The skipper of a luxury yacht repeatedly lied to authorities as he sailed from coronavirus-ravaged Victoria to Queensland with a boatload of wealthy passengers.
Greg Charles Numa, 64, pleaded guilty in Southport Magistrates Court on Friday to making false and misleading statements after the Lady Pamela left Melbourne on August 10.
He was fined $4500, but no conviction was recorded.
During the two-week voyage, Numa repeatedly contacted Maritime Safety Queensland and told an official neither he nor the other six people on board had left the vessel in a bid to enter the state
Greg Charles Numa (pictured), 64, pleaded guilty in Southport Magistrates Court on Friday to making false and misleading statements after the Lady Pamela left Melbourne on August 10
Melbourne building magnate Mark Simonds, his wife Cheryl, (pictured together) were reportedly on the yacht
Their youngest son Vallence and Hannah Fox, the daughter of Linfox executive chairman Peter Fox were reportedly on board
The lavish 30-metre yacht features a personalised fit out that includes the Lady Pamela’s ‘LP’ logo
But CCTV footage collected by police after the yacht arrived on the Gold Coast on August 24 showed Numa and his passengers had disembarked the vessel on numerous occasions to go shopping in NSW.
Police prosecutor Senior Sergeant Damian Summerfield said the yacht stopped in Eden, Port Stephens and Yamba as it motored north.
Melbourne building magnate Mark Simonds, his wife Cheryl, their youngest son and Hannah Fox, the daughter of Linfox executive chairman Peter Fox were reportedly on board.
Sen Sgt Summerfield said Mr and Mrs Simonds, who own the Lady Pamela, were also recorded off the vessel in Eden for about 1.5 hours.
‘Carrying what appeared to be cardboard shopping bags,’ he said.
NSW Police later issued nine $1000 fines to Numa, his passengers and the crew for breaching the state’s COVID-19 health restrictions.
During the two-week voyage, Numa repeatedly contacted Maritime Safety Queensland and told an official neither he nor the other six people on board had left the vessel (pictured) in a bid to enter the state. But CCTV proved they had
MSQ and Numa exchanged 83 emails during the voyage.

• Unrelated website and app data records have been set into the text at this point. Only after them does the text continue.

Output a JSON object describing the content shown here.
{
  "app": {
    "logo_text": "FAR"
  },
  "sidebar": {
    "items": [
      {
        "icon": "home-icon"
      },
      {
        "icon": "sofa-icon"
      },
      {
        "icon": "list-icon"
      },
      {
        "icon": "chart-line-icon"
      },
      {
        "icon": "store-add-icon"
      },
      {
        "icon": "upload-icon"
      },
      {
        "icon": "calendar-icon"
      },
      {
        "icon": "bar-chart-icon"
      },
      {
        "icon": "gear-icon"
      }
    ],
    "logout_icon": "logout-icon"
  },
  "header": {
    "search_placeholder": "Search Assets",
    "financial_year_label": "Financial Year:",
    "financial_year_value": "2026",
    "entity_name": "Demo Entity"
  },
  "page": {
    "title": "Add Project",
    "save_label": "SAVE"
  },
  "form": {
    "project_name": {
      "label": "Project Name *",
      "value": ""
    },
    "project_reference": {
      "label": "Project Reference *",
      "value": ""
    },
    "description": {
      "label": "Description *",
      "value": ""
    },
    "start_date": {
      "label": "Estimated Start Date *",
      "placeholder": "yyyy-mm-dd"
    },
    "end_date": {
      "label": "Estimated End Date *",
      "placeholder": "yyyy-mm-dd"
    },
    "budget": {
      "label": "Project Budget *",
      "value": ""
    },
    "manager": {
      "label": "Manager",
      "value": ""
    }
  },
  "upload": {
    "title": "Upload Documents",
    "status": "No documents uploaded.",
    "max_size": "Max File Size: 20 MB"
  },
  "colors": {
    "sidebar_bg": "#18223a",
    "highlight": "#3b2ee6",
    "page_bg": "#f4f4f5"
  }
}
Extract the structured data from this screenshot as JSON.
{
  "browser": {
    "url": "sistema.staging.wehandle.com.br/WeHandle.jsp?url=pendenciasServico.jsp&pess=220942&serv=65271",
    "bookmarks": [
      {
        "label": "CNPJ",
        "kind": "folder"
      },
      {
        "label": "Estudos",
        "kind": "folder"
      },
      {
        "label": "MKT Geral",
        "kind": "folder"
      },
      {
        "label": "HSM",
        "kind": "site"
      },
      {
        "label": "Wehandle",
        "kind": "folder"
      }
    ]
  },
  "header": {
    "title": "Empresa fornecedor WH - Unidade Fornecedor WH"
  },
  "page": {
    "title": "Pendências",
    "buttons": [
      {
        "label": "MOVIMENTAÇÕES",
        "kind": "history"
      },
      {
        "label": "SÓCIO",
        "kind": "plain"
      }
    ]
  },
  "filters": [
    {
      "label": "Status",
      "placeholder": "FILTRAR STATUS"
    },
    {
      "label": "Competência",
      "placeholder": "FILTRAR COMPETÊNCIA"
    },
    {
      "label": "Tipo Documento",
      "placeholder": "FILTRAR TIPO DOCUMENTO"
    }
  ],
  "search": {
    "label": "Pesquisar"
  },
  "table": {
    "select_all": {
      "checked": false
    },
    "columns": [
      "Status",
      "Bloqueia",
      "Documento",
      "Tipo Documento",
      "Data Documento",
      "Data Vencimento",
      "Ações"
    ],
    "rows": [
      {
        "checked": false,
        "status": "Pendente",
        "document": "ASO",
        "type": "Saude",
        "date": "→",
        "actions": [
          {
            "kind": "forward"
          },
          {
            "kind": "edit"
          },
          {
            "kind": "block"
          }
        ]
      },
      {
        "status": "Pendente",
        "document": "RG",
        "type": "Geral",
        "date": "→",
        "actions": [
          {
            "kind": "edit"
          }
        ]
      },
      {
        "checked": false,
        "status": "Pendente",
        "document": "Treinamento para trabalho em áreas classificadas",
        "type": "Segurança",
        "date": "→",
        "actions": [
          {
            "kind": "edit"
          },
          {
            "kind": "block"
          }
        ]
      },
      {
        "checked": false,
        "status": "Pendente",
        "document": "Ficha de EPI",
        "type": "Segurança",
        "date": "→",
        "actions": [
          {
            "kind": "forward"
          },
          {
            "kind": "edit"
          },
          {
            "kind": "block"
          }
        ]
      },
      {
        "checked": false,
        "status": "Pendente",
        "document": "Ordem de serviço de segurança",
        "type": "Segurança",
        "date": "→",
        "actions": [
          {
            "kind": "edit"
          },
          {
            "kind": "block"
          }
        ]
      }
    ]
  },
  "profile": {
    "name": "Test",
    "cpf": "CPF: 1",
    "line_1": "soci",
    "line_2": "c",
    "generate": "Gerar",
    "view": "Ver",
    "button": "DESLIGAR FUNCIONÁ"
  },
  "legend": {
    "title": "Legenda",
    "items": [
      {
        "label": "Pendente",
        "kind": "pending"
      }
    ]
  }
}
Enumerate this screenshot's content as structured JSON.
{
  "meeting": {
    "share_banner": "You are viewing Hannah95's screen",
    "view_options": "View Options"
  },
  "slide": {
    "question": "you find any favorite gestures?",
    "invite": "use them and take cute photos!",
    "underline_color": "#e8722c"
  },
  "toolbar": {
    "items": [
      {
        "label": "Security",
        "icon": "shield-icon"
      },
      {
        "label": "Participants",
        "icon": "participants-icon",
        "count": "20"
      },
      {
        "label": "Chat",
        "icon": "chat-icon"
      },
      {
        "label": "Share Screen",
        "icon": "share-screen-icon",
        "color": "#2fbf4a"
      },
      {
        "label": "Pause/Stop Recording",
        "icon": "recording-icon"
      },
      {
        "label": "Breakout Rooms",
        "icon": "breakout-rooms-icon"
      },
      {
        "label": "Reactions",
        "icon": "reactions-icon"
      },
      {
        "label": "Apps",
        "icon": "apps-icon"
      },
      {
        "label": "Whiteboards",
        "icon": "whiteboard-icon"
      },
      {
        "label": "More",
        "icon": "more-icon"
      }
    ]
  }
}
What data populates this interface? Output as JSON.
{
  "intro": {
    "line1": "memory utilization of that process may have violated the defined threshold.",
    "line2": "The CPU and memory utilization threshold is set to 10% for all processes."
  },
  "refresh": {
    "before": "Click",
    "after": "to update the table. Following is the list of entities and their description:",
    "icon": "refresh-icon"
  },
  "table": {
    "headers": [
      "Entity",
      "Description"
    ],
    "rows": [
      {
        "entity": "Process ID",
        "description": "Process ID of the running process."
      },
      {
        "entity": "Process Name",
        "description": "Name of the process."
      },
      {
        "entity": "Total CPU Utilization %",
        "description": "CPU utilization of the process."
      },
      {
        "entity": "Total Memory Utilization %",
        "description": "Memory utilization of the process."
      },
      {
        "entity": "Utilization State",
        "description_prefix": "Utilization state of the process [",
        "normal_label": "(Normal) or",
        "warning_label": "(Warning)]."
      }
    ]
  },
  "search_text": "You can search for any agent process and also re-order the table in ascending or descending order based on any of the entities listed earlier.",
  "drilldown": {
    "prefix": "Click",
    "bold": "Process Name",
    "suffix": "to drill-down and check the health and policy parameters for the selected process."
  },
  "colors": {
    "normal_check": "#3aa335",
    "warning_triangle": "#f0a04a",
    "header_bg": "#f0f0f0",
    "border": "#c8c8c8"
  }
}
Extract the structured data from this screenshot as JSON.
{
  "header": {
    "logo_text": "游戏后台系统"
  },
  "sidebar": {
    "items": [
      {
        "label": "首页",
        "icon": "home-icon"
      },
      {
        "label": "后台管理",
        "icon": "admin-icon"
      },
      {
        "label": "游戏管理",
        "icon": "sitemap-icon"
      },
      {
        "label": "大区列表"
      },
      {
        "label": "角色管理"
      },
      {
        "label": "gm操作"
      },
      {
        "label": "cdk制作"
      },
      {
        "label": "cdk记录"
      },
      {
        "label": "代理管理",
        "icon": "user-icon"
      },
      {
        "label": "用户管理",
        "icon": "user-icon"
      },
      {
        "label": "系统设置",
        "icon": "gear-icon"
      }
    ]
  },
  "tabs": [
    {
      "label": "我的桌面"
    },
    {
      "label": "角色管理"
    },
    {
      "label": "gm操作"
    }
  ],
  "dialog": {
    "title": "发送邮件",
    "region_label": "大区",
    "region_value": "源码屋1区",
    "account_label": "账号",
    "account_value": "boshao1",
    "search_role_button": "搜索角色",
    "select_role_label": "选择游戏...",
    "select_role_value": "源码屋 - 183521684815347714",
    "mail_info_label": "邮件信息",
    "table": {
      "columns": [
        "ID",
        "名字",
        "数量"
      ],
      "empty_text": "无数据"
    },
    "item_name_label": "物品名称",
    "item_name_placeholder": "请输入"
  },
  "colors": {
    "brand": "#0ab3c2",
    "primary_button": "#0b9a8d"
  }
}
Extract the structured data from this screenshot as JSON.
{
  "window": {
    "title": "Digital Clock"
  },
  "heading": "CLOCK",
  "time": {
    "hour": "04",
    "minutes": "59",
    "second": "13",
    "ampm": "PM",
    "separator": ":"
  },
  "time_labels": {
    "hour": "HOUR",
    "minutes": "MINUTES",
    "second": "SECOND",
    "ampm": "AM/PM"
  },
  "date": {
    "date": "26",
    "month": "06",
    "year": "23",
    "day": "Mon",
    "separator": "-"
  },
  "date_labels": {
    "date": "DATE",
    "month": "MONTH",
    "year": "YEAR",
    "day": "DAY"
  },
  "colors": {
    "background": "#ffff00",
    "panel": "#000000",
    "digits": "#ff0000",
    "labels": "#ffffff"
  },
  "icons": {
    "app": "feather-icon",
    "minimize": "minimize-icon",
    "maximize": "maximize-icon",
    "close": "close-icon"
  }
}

‘The defendant was attempting and later obtained the chief health officer’s quarantine exemption upon arriving,’ Sen Sgt Summerfield said.
‘It’s quite an extreme example of continually providing false information.’
Based on the false information, Queensland Chief Health Officer Jeanette Young provided all aboard the superyacht with an exemption to enter the state.
This was later withdrawn and Numa, the crew and his passengers were placed in quarantine where they tested negative to COVID-19.
National Basketball League executive director Larry Kestelman told the court Numa was a close friend and skippered his vessels, the Pretty Woman and Vegas MY.
Regularly hired for events on Sydney Harbour, Lady Pamela is promoted as being similarly ideal for ‘intimate functions, corporate charters, family cruises and team building events’
‘He has shown me to be a man of good character and hard-working disposition,’ he said in a personal reference handed to magistrate Grace Kahlert.
‘These traits are echoed by many of those who have come into contact with him over the years on board the vessels.’
Outside court, Numa said he regretted ‘stepping over the line’.
‘I’ve paid the price today,’ he told reporters.
He said his decision to lie to health officials was his alone.
‘The integrity of the Fox family and the Simonds family remains,’ he said.
The maximum penalty for making false and misleading statements is $13345 or 100 penalty units.
Queensland Police initially issued Numa with a $4003 fine for breaching the state’s border restrictions but this was withdrawn when he was issued a notice to appear in court.